::: INPUT DATA
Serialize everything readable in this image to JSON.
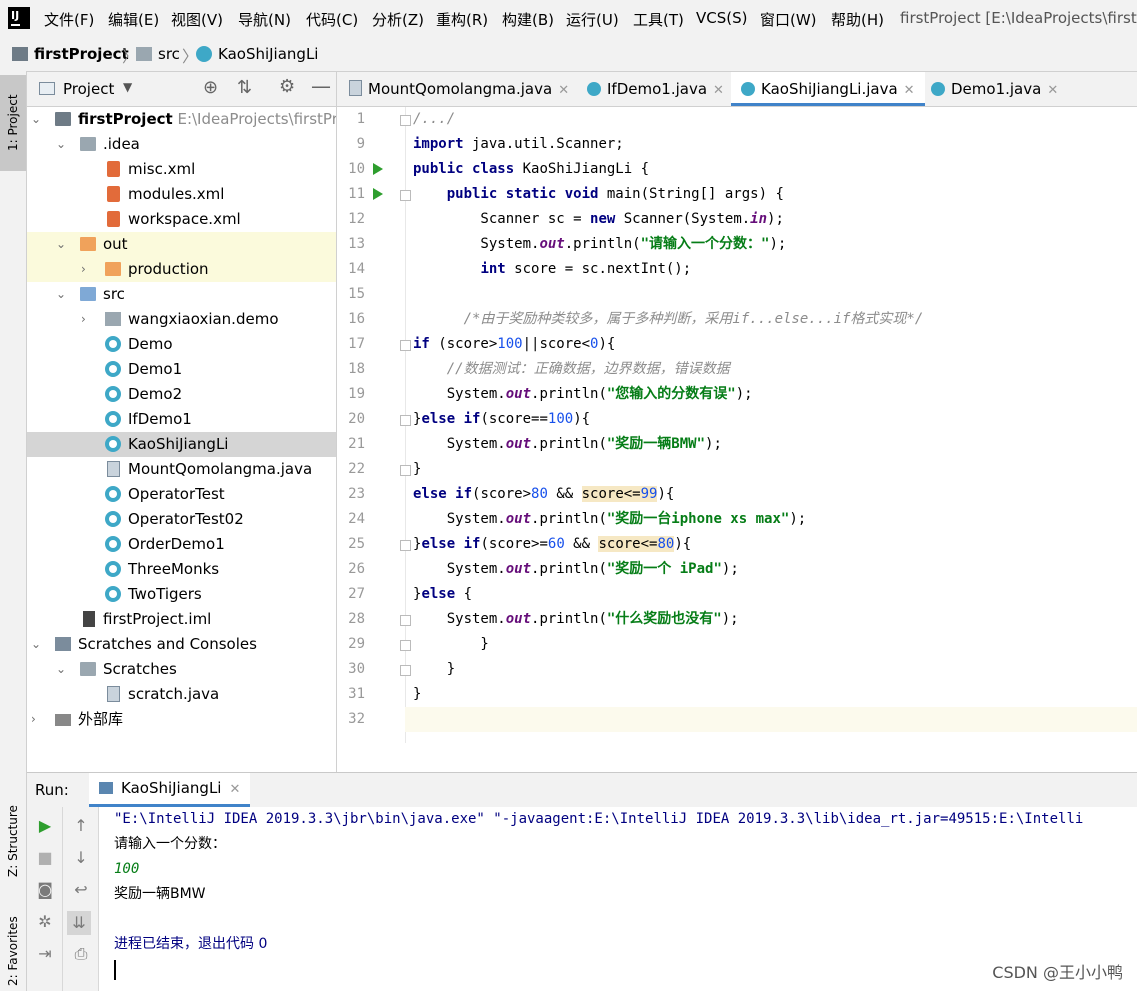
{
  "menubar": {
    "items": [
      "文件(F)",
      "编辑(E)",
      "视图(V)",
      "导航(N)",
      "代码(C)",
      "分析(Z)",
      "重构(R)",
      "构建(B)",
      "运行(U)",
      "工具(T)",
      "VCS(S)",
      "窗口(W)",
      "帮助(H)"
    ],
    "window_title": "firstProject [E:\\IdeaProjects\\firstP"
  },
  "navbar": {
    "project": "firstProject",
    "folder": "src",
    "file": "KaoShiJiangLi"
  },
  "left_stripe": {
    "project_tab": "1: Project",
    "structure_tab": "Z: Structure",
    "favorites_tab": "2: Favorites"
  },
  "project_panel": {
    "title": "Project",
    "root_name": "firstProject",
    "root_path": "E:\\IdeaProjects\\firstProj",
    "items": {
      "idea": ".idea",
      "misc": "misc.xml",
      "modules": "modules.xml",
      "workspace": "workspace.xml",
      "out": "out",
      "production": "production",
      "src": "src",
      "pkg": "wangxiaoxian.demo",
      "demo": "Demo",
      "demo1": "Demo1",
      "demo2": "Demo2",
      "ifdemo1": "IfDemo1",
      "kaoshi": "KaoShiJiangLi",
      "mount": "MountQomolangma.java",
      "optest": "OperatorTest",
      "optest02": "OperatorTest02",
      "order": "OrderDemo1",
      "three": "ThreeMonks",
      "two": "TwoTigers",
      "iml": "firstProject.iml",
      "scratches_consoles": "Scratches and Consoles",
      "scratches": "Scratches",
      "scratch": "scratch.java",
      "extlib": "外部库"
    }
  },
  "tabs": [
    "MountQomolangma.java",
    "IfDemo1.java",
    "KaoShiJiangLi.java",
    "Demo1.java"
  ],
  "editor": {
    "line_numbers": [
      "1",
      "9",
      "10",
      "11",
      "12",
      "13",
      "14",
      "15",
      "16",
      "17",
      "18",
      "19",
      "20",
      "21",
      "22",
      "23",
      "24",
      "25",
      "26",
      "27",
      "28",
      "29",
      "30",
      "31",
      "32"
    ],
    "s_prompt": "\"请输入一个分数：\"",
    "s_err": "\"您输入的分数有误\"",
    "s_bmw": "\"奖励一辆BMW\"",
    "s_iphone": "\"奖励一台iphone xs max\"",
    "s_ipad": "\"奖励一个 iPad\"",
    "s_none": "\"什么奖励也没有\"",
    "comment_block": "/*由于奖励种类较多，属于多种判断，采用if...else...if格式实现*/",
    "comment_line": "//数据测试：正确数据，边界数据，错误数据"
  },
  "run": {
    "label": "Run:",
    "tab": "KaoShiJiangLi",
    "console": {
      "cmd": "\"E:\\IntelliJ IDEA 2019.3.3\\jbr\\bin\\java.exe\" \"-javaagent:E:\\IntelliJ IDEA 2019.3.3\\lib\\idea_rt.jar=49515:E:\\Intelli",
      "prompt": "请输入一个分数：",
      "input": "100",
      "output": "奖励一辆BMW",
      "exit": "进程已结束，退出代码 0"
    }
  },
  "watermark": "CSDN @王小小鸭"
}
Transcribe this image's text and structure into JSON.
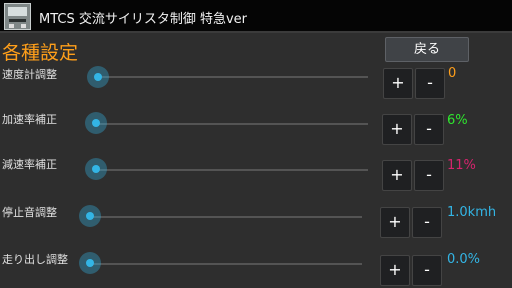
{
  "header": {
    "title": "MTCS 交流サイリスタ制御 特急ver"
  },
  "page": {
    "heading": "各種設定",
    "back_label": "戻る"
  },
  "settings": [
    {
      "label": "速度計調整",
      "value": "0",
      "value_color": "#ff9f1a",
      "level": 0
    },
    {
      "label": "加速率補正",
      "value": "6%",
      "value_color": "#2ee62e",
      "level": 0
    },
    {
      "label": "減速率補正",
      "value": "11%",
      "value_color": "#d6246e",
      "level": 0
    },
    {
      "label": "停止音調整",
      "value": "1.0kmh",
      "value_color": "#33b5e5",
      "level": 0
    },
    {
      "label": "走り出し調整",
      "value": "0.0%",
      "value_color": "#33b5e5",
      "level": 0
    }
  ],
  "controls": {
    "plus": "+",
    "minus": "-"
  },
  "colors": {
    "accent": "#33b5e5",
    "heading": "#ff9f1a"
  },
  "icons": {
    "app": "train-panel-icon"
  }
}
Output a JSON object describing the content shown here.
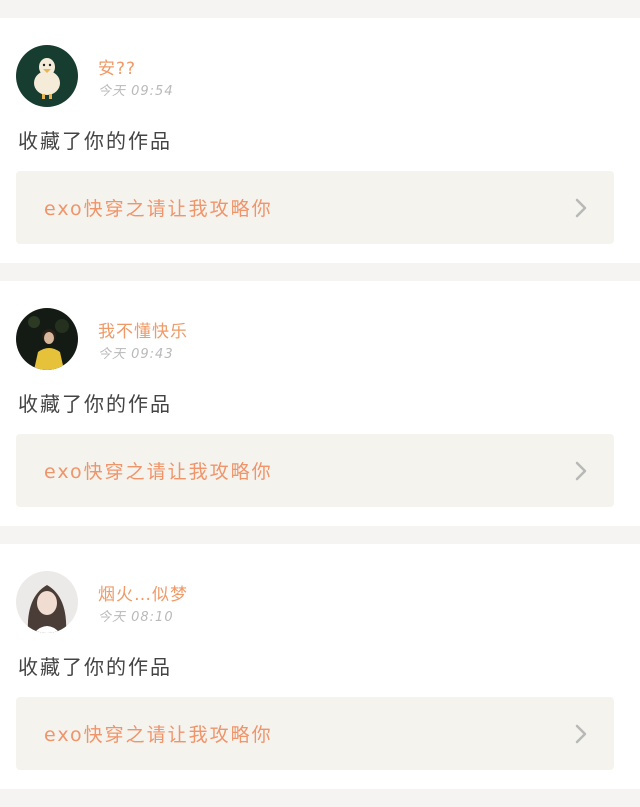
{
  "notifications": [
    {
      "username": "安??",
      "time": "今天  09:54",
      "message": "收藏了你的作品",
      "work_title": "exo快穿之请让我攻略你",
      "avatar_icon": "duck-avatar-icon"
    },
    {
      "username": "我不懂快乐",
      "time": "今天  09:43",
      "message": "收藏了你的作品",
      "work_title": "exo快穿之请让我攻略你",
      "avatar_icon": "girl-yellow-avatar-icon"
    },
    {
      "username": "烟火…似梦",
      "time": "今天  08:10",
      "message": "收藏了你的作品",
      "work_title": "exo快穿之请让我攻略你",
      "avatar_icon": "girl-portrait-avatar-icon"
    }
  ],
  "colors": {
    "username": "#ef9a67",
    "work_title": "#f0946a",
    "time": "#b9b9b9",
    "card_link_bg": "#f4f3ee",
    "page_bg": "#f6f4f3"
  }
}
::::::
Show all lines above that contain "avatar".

      "avatar_icon": "duck-avatar-icon"
      "avatar_icon": "girl-yellow-avatar-icon"
      "avatar_icon": "girl-portrait-avatar-icon"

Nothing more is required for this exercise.